But the way was not easy. We were in what they call a “passenger vehicle”: part public bus, part courier service. They transport people but also take payment to transport packages from one village to another. This bus had chairs for 27 people, including the driver, but we had well over 40 smashed in there with us and packages underneath our feet. The path was over winding mountain roads, though the drivers consistently take the turns much faster than would be considered safe in the US. The drivers here are pretty aggressive, taking blind turns at full speed with only a blaring horn as warning for on-coming traffic. Indian driving was worse, but this is definitely (a distant) second.
Packed in like sardines, we’re constantly swaying back and forth into our neighbors and bouncing with the rough roads. Personal space is non-existent, and people sleep on strangers. There isn’t really even enough room to lift your arms without forcefully moving your neighbor. My ass fell asleep numerous times, and I got whiplash from the few times I tried to sleep but was jolted awake by a hard bump or particularly hard turn. The guy next to me was holding his baby, and he made me put the kid’s socks and shoes on without so much as asking or a thank you! It’s just expected that everyone does what they can to help out the group as a whole. We’re all in this mess together.
The crazy driving up and down the mountain roads causes a lot of people to puke, though Matt and I are fortunate enough to not get motion sickness.
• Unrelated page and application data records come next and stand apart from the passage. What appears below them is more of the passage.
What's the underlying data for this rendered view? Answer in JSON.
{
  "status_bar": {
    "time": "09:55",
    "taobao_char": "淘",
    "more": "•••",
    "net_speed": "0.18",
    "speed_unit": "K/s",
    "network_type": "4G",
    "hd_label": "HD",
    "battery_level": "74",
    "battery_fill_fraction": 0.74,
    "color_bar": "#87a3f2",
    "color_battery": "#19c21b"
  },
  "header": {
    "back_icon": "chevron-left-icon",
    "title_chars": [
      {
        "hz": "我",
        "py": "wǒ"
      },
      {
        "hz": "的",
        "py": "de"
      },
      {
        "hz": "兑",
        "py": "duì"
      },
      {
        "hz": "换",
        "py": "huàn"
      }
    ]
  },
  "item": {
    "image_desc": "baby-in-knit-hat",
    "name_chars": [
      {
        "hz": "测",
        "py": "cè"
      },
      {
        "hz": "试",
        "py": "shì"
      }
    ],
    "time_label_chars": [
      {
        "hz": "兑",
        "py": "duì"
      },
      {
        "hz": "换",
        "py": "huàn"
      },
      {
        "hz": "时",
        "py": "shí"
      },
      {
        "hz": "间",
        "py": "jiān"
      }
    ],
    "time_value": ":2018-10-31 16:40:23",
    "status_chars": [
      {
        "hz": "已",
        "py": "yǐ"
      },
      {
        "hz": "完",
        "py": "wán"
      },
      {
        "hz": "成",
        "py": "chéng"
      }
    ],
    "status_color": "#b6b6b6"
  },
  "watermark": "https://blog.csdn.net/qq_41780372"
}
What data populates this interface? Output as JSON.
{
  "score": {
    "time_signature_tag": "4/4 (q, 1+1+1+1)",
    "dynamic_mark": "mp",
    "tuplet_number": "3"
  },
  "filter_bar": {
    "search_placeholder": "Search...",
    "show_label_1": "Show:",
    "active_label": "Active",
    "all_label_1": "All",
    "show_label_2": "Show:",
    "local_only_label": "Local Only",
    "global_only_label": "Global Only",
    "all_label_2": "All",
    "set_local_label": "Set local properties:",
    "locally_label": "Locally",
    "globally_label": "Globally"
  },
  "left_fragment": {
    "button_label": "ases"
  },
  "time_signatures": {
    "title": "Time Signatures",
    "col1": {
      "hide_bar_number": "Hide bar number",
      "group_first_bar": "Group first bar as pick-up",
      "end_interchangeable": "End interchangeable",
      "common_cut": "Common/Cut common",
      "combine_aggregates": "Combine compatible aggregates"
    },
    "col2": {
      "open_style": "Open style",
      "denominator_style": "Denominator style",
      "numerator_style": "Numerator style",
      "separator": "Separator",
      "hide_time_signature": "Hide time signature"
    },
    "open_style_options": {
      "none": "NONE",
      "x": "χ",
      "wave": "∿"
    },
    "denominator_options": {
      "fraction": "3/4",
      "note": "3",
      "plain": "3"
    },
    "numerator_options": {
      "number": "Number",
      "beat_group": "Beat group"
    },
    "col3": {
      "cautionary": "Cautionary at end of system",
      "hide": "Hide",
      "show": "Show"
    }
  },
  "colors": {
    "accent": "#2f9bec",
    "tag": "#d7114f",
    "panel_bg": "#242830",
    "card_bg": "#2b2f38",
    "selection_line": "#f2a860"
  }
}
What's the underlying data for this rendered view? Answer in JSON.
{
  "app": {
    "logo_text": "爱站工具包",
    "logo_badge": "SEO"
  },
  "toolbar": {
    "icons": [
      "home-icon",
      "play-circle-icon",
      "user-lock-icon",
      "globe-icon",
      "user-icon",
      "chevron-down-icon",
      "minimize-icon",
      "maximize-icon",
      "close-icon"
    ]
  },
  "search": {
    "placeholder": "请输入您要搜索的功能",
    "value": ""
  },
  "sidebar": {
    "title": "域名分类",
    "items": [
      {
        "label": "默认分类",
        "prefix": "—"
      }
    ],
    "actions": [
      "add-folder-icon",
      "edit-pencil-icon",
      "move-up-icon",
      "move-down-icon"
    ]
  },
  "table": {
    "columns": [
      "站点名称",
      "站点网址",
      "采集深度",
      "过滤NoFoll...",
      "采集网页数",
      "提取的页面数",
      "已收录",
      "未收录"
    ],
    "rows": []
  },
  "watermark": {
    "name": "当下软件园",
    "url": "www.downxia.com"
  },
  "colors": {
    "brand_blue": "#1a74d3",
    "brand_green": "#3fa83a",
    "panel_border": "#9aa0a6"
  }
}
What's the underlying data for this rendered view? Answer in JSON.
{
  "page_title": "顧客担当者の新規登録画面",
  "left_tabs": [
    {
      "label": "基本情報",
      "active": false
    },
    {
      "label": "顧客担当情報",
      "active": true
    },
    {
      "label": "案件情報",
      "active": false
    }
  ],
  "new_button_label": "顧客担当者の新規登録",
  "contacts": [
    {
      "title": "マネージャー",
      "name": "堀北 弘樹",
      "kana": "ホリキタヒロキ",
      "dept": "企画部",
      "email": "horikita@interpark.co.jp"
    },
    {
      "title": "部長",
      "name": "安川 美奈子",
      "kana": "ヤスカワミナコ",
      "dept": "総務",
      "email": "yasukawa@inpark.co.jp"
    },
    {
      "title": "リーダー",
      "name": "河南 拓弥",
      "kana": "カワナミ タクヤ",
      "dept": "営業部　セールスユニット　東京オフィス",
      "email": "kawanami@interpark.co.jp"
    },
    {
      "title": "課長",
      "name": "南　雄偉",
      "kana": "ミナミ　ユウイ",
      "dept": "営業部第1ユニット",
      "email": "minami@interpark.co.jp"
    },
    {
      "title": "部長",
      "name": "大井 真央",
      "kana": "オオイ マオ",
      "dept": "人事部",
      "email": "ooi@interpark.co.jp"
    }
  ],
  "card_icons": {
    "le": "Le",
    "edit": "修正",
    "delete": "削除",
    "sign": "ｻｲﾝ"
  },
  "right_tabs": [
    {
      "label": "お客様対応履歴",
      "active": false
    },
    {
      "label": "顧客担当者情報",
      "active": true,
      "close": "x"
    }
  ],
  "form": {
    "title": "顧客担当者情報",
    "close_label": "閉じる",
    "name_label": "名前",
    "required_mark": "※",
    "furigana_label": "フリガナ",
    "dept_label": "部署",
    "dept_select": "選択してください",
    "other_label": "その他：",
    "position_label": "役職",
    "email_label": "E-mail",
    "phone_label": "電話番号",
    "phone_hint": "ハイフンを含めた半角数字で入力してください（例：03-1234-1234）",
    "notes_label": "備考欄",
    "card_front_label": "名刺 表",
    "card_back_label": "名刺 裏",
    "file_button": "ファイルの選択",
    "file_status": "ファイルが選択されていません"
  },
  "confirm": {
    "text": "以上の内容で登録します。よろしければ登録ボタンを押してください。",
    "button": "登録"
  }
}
There are piles of little sick bags in the backs of all the chairs, and people are constantly reaching for them. It’s funny how when you tell yourself NOT to hear something, that suddenly becomes the only sound you seem to hear. The sound of puking became the soundtrack of my miserable little existence. And then that person handed me their sick bag to chuck out the window. I became very adept at knowing when to pull the window open for my neighbors.
The buses are loud, too. Despite having great cell service everywhere, it seems customary to YELL as loud as possible into your phone. It’s a modern technology… I’m not sure why yelling is necessary, but at any given point, at least one person on the bus will be screaming into their phone.
We didn’t reach Bao Lam until 6pm that evening, several hours later than we thought we would. By the time we arrived, it was dark and there weren’t any buses going anywhere until morning. After a futile search, we had to choose between the two hotels in town. We obviously chose the one with wifi, but even that wasn’t working. Somehow, on the day I needed it, we had found the one town in Vietnam with terrible cell service and no good internet access! There wasn’t a taxi to be found, and I’m pretty sure Matt is the first white person most of those people had ever seen. I vowed to be on the 6am bus to Ha Giang so that I could get somewhere with better access for at least part of the roast.
In the end, after another brutal early morning bus ride, we made it to Ha Giang by 9:30 the next morning, and I was able to Skype in for the entirety of the roast. All in all, it wasn’t the worst possible day that could have happened, but it was certainly frustrating and painful. Fortunately, in our first month of travel, that was the first really tough day for me. I know bad days will happen; it’s just a fact of life. But I’m hoping they’re as few and far between as they have been so far.